What is on me mind…..hmmmmm
Having worked within all levels of urban, regional, and remote Aboriginal Affairs for 28 years, since I was aged 16 years old, mainly here in Port Augusta, and often at the grass root level, I have seen and done it all, well most of it anyway, as both worker and sometimes even the clientele.
I know fully that working for and with our Peoples it can become very hard and difficult job at times because it demands long hours, time away from family, no time to visit your ancient lands if you live and work away from it, and a lot of personal stress and heartache for there is often much pain and hurt out there in our community.
Such community work with our people often goes unrewarded or recognised by others, but most of us do not worry about such personal honour or glory – just a simple Thank You often suffices or the silent fruitful and postive outcomes we see and achieve later on in some of our peoples lives.
Some times you will be often knocked flat by the very People You are trying to help, by Your own Family and even white fellas – but never give up, when knocked flat to the ground, pick yourself up from the ground, dust yourself off, and go into the fray again and again.
But do not burn yourself out – always have an outlet and periods of rest and relaxation away from it all and recharge your batteries – for if you cannot look after yourself how can you ever hope to look after others…
I live away from my Ancient Lands and Waters, lucky to be descended from three or more Aboriginal Language Groups so I can claim and visit a few, rather than just one, always say to people ‘Born and Raised in Port Augusta, especially Ummeewarra Reserve when segregation was still the political vogue, But Not My Country.
So I try my hardest to make time to go back to Country – to visit my Ancient Lands, Waters and Family.
I recently made this quote up mainly for my Grandfather’s mob, Adnyamathanha Yura of the Northern Flinders Ranges, but it could also be relevant to others:
Those who lose our Mudha (general traditions) are lost in the thorny wilderness of the Utnyu (corpse, Europeans) and they must return to our Yarta (Lands), take off their shoes so that their bare feet can touch our Yarta so that the Spiritual Engery of our Yarta can once again flow through them and they can be renewed. They must wash their face in the Awi (waters) of our Yarta so that their physical self can also be cleansed.

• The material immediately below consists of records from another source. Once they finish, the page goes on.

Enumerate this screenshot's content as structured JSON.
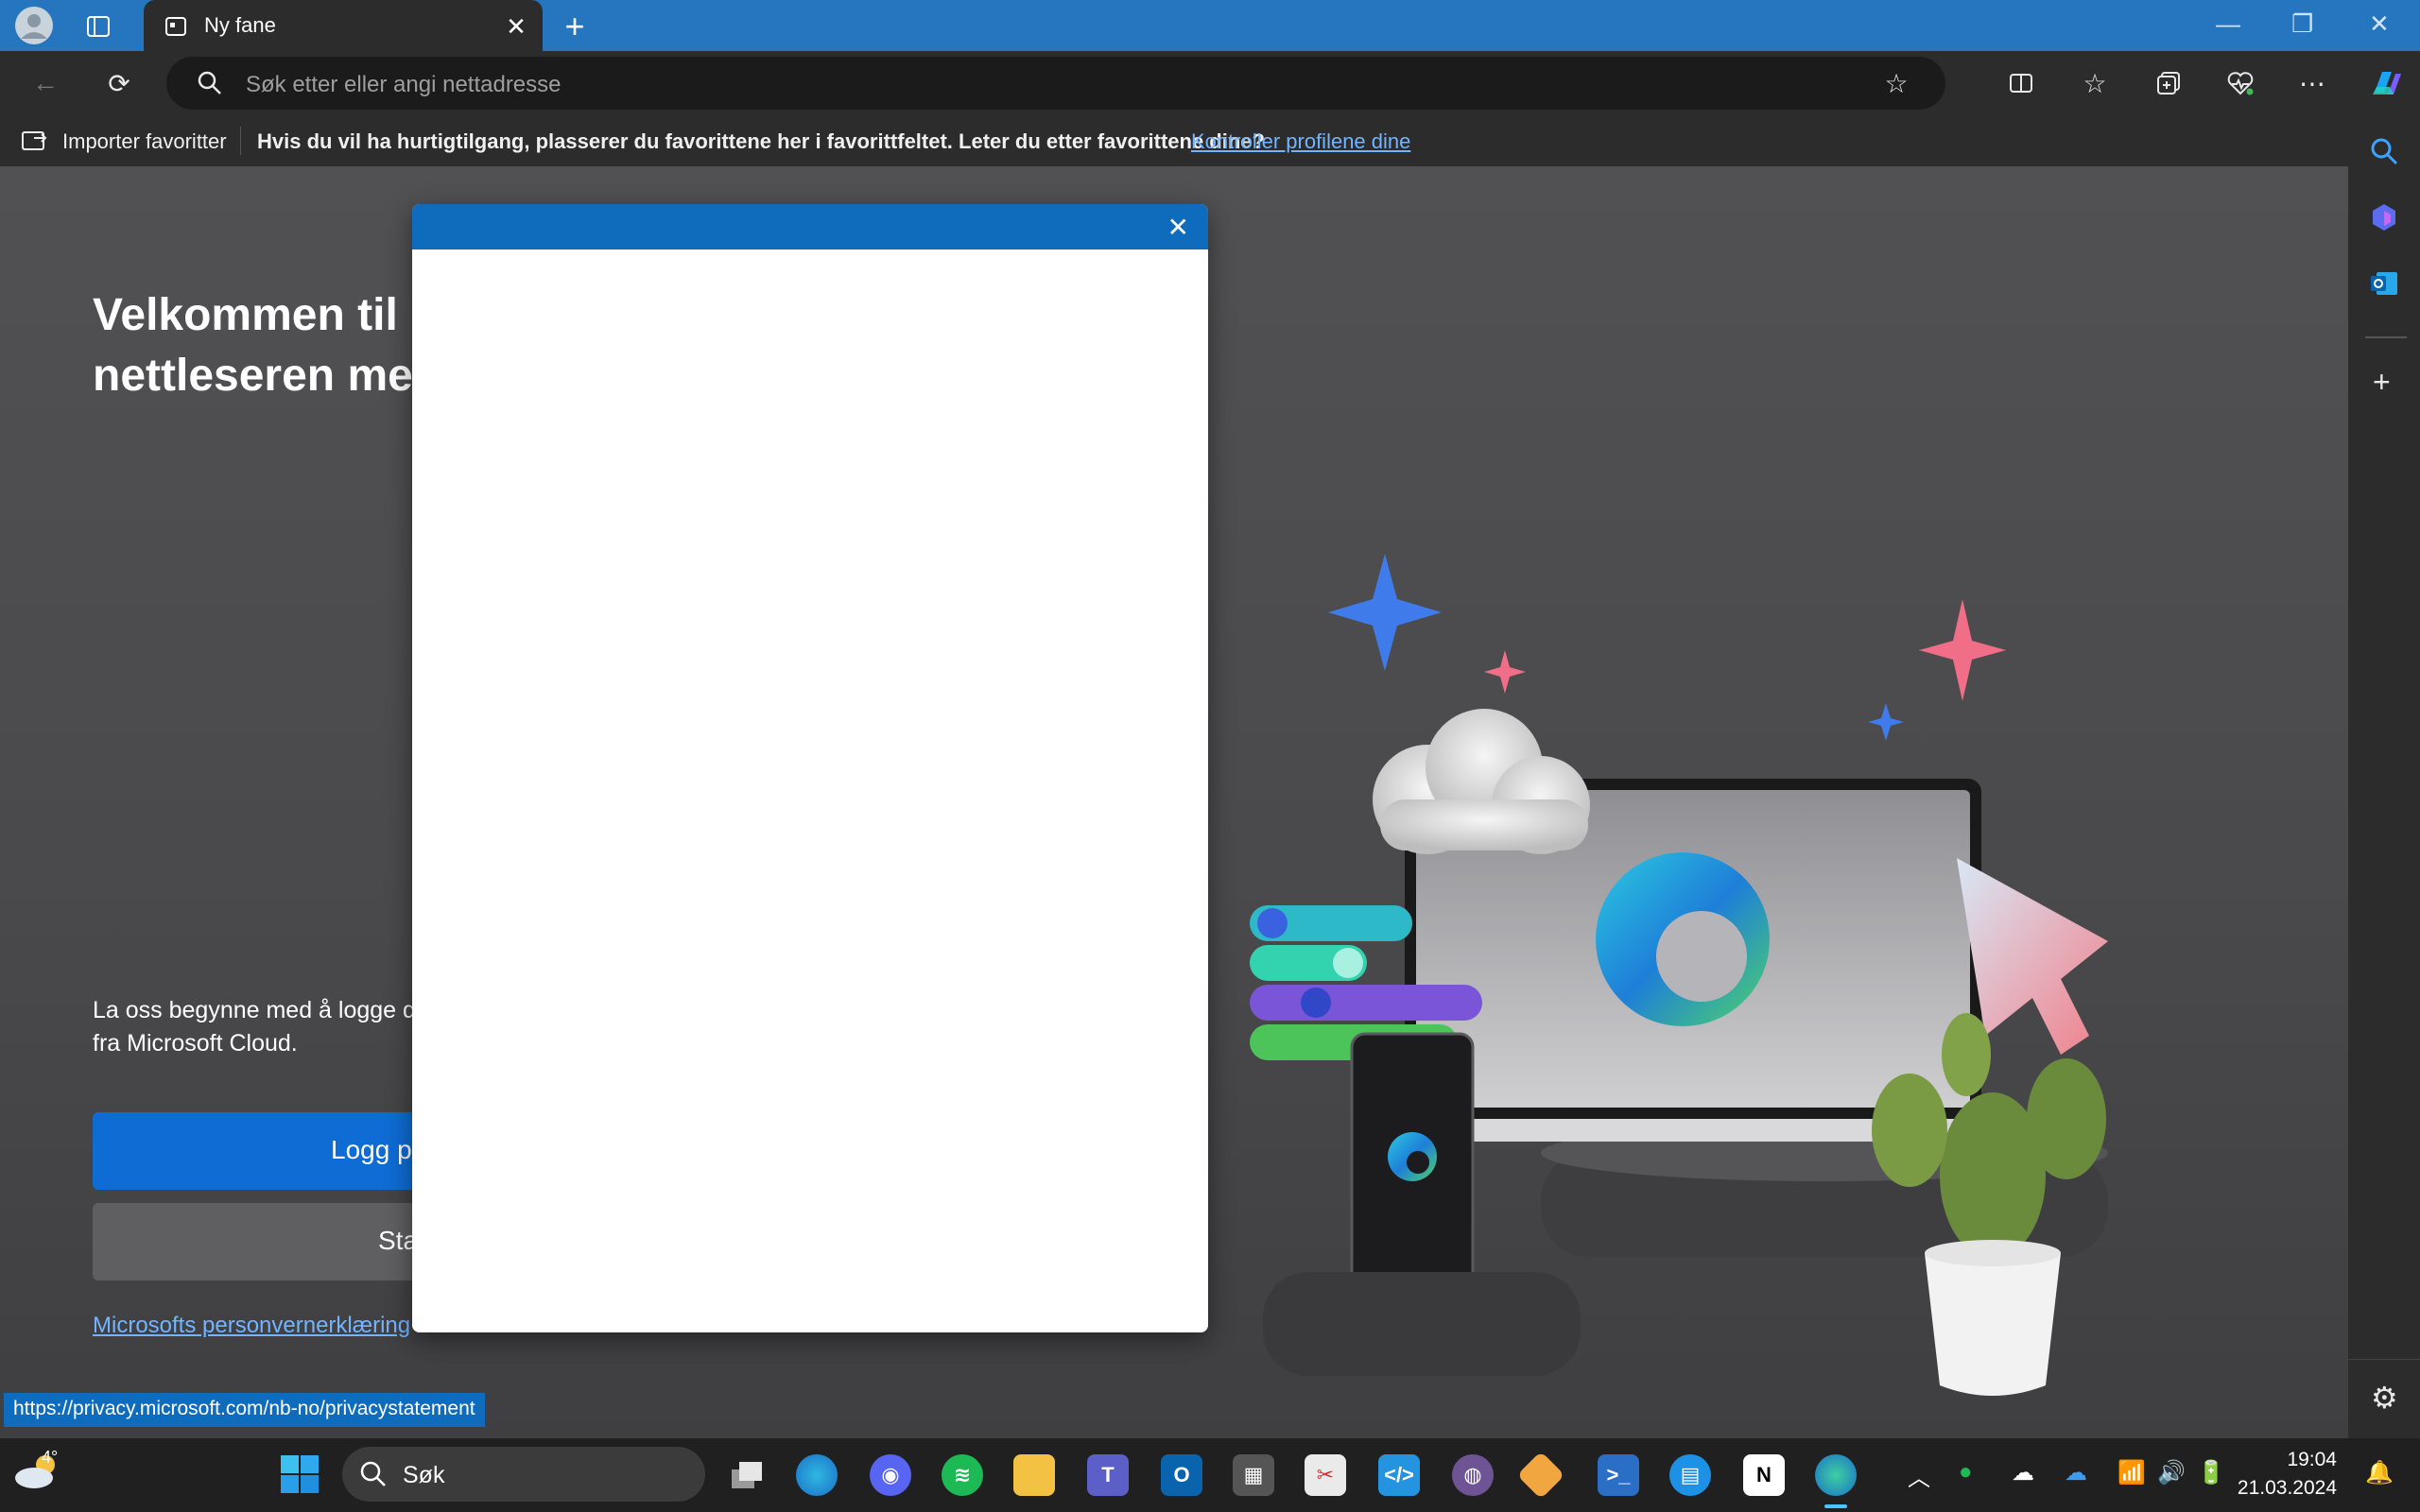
{
  "browser": {
    "tab_title": "Ny fane",
    "address_placeholder": "Søk etter eller angi nettadresse"
  },
  "favorites_bar": {
    "import_label": "Importer favoritter",
    "message": "Hvis du vil ha hurtigtilgang, plasserer du favorittene her i favorittfeltet. Leter du etter favorittene dine?",
    "link": "Kontroller profilene dine"
  },
  "welcome": {
    "title": "Velkommen til l\nnettleseren mec",
    "body": "La oss begynne med å logge d\nfra Microsoft Cloud.",
    "signin_label": "Logg p",
    "start_label": "Sta",
    "privacy_link": "Microsofts personvernerklæring"
  },
  "status_url": "https://privacy.microsoft.com/nb-no/privacystatement",
  "taskbar": {
    "weather_temp": "4°",
    "search_label": "Søk",
    "time": "19:04",
    "date": "21.03.2024"
  },
  "colors": {
    "accent": "#2675bf",
    "modal_header": "#0f6cbd",
    "signin_button": "#0e6cd4",
    "link": "#72b4ff"
  }
}
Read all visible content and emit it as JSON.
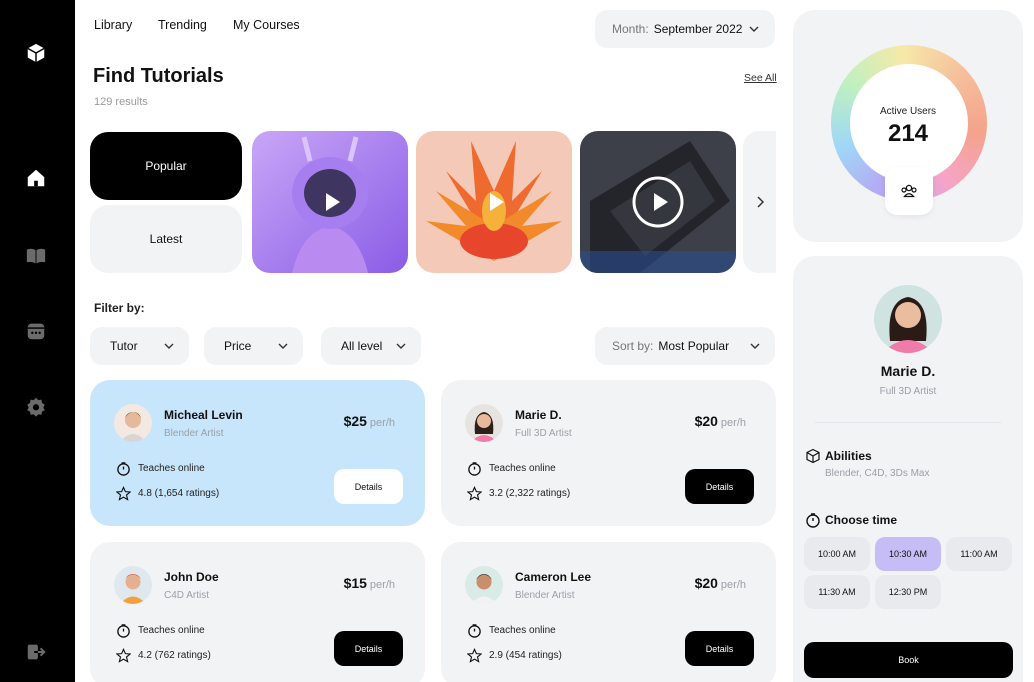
{
  "nav": {
    "library": "Library",
    "trending": "Trending",
    "my_courses": "My Courses"
  },
  "month": {
    "label": "Month:",
    "value": "September 2022"
  },
  "page": {
    "title": "Find Tutorials",
    "results": "129 results",
    "see_all": "See All"
  },
  "categories": {
    "popular": "Popular",
    "latest": "Latest"
  },
  "filters": {
    "label": "Filter by:",
    "tutor": "Tutor",
    "price": "Price",
    "level": "All level",
    "sort_label": "Sort by:",
    "sort_value": "Most Popular"
  },
  "tutors": [
    {
      "name": "Micheal Levin",
      "role": "Blender Artist",
      "price": "$25",
      "per": "per/h",
      "teaches": "Teaches online",
      "rating": "4.8 (1,654 ratings)",
      "details": "Details"
    },
    {
      "name": "Marie D.",
      "role": "Full 3D Artist",
      "price": "$20",
      "per": "per/h",
      "teaches": "Teaches online",
      "rating": "3.2 (2,322 ratings)",
      "details": "Details"
    },
    {
      "name": "John Doe",
      "role": "C4D Artist",
      "price": "$15",
      "per": "per/h",
      "teaches": "Teaches online",
      "rating": "4.2 (762 ratings)",
      "details": "Details"
    },
    {
      "name": "Cameron Lee",
      "role": "Blender Artist",
      "price": "$20",
      "per": "per/h",
      "teaches": "Teaches online",
      "rating": "2.9 (454 ratings)",
      "details": "Details"
    }
  ],
  "active_users": {
    "label": "Active Users",
    "value": "214"
  },
  "profile": {
    "name": "Marie D.",
    "role": "Full 3D Artist",
    "abilities_title": "Abilities",
    "abilities": "Blender, C4D, 3Ds Max",
    "choose_time": "Choose time",
    "slots": [
      "10:00 AM",
      "10:30 AM",
      "11:00 AM",
      "11:30 AM",
      "12:30 PM"
    ],
    "book": "Book"
  },
  "colors": {
    "accent_blue": "#c8e6fb",
    "selected_slot": "#c6bdf7",
    "panel": "#f2f3f5"
  }
}
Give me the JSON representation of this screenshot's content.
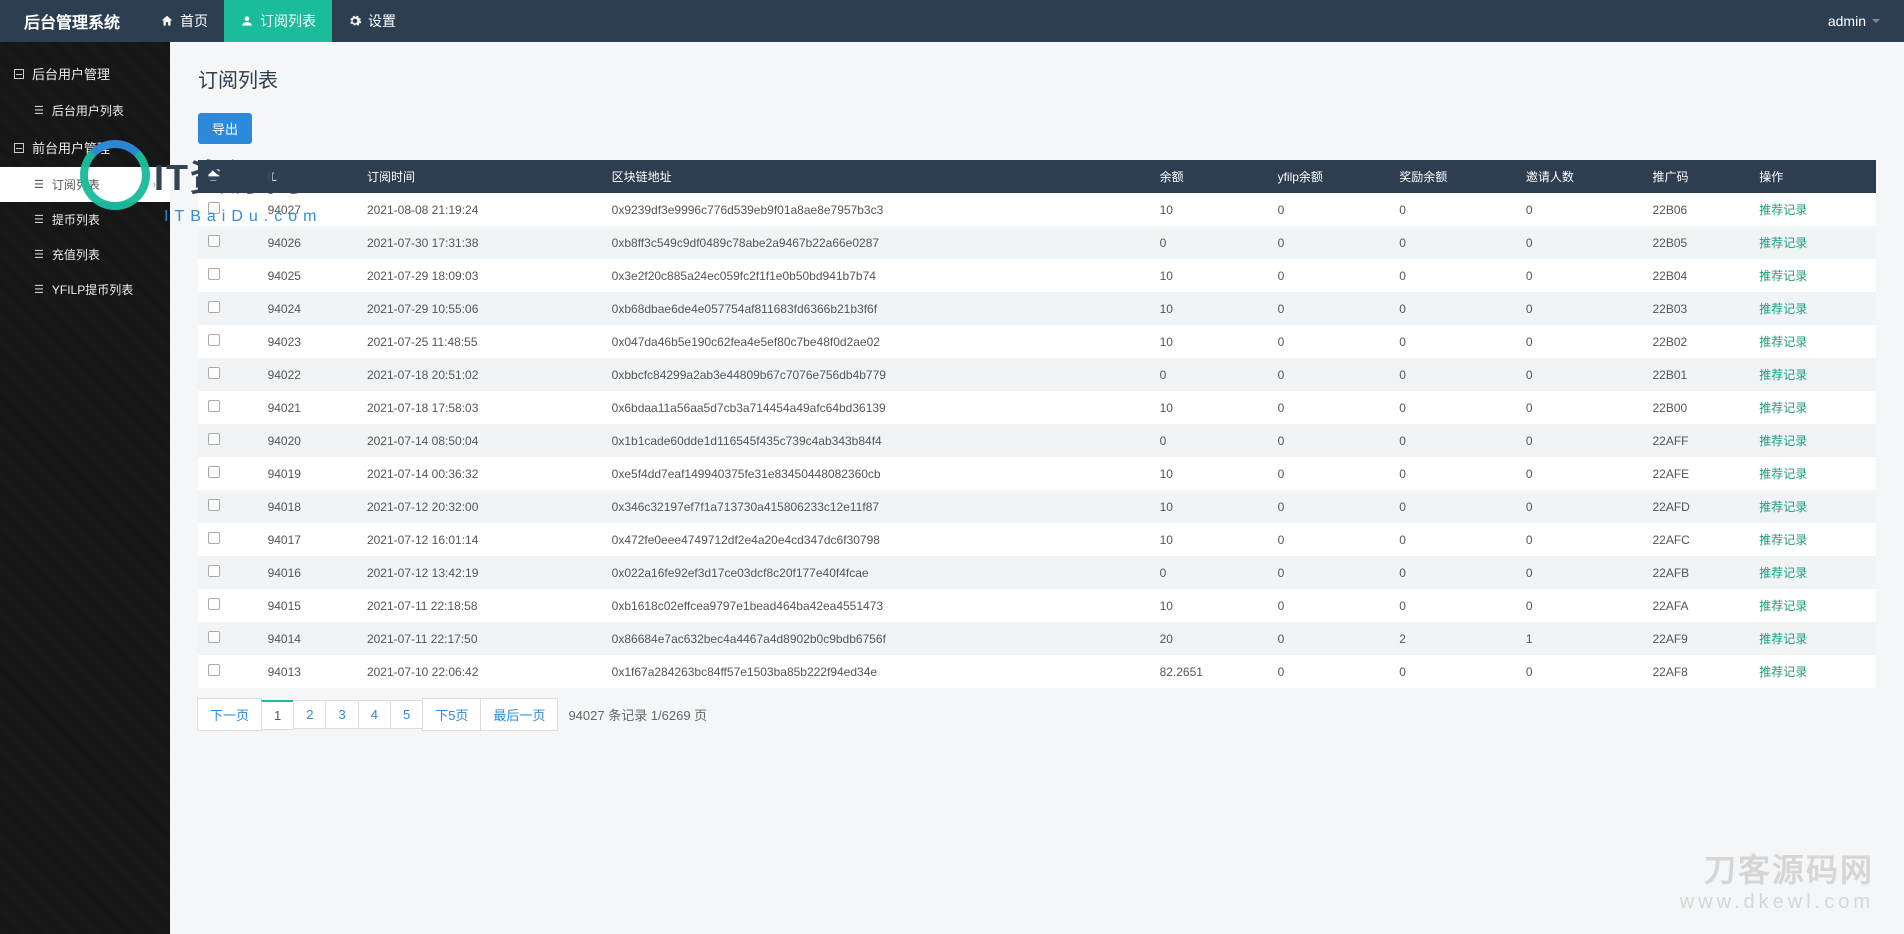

If you live and work away from your Ancient Lands and Water then simply make similiar connections to the Lands and Waters you may live and work on, or simply sit yourself under an unshaded tree at Sunrise or early morning light, close your eyes, and listen – listen to the wind as it rustles through the leaves and feel it flow through and around you. Listen to the first sounds and calls of the birds as they awake and sing to the dawning of a new day – Let the morning rays of Yundu (the sun) energise you by turning your face upwards towards it with closed eyes – and just be be still and silent.
I do this every morning now and it refreshes and empowers me for the day ahead.
A second but still relevant thought I think….
You know every NAIDOC Day here in Port Augusta I try to always be there with my camera to capture for all time the moments and memories of the day, especially, the Award Ceremony and their Recipiants, but after I take such Award shots I then often look around the crowd for other shots to take, and what do I see?
I see many of our unsung community heros sitting and standing admidst the crowded sea of faces, especially some of our old Elders, many now in their wheel chairs or with their walking canes, who had to fight for our Aboriginal Rights at a time when it was not so politically, socially or legally acceptable to do so.
I see some of our young people sitting or standing nearby some of our Elderly unsung Heroes, and think to myself, little do they know they are nearby some of the Giants of our community – the ones who did the hard yakka and work to ensure we, they, can now sit and stand in this public place to celebrate and march down the streets where we were once not permitted to even walk, let alone march, because they knocked and tore down the physical and invisible political walls that once segregated and oppressed our Peoples.
One day some of us may become like these, our Elders, but we should always feel honoured for we will be joining a long list of many of our unsung genuine respected Aboriginal Heroes and Giants.